I am fairly proud of Teflon.  And synthetic cortisone is widely used and may have saved plenty of lives. It’s a steroid that knocks down the action of the immune system.  When a medical substance becomes cheaper and easier to use and known to the public, then it runs a real danger of getting overused.  Most concern about overuse is focused on illegal steroids taken by athletes.  Nevertheless, everything that can be helpful and fast may make things worse. One example would be the over-prescribing of steroids to kids with allergies.

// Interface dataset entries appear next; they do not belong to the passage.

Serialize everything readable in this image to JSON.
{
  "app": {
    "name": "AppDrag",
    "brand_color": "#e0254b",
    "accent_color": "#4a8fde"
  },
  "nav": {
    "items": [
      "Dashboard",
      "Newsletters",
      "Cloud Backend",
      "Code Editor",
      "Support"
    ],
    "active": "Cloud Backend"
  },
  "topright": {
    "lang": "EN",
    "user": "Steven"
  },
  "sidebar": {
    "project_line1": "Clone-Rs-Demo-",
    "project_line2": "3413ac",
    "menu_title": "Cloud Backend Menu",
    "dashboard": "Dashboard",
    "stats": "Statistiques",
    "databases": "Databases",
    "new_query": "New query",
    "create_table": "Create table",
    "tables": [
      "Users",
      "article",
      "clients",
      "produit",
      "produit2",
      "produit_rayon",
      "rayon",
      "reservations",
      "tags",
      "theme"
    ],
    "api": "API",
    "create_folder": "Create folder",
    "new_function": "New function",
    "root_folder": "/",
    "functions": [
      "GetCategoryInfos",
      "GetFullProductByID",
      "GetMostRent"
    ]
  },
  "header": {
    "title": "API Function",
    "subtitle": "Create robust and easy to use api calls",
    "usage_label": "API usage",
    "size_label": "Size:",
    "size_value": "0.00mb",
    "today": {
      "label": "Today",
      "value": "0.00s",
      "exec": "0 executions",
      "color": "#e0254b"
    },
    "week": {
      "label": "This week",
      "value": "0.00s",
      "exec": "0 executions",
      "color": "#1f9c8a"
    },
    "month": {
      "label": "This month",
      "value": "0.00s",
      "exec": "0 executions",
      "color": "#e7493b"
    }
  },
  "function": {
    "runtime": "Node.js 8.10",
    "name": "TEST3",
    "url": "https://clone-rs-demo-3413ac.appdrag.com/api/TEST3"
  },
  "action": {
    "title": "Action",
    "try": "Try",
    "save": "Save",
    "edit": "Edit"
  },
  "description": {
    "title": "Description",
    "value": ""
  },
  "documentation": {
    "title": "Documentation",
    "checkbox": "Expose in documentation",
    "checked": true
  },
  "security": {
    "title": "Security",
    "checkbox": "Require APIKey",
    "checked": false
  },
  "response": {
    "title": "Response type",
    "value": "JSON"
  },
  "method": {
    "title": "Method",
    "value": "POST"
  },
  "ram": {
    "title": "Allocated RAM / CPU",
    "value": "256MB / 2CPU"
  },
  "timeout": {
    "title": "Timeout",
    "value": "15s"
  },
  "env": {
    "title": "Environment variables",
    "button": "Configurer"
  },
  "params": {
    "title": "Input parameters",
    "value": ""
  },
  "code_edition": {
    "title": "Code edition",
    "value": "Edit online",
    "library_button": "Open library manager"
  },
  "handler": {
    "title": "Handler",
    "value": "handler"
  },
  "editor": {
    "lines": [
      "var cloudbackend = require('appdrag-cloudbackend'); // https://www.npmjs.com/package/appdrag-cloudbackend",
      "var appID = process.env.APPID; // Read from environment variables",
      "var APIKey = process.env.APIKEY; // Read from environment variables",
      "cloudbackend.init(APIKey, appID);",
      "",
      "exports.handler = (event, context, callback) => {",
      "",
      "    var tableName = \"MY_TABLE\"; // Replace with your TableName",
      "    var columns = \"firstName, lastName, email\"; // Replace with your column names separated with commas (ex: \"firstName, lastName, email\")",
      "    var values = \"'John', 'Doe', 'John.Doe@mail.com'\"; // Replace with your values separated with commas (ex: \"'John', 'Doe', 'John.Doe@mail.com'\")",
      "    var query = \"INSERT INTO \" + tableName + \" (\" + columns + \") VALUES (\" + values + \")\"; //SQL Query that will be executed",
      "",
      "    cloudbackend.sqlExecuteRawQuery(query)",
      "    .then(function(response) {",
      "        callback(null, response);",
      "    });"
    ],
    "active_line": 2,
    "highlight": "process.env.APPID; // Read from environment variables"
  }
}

Penicillin had been invented before WWII, but its use did not become widespread until WWII.  Of course, it took people awhile to find out about the ability of bacteria to develop resistances to antibiotics.  This has led to newer and stronger antibiotics, which would not be the worst thing in the world. Unfortunately, the excessive use of antibiotics has led to untreatable infections, such as methicilline-resistant strep and an untreatable strain of tuberculosis. Read more on Science and War (and Ethics)…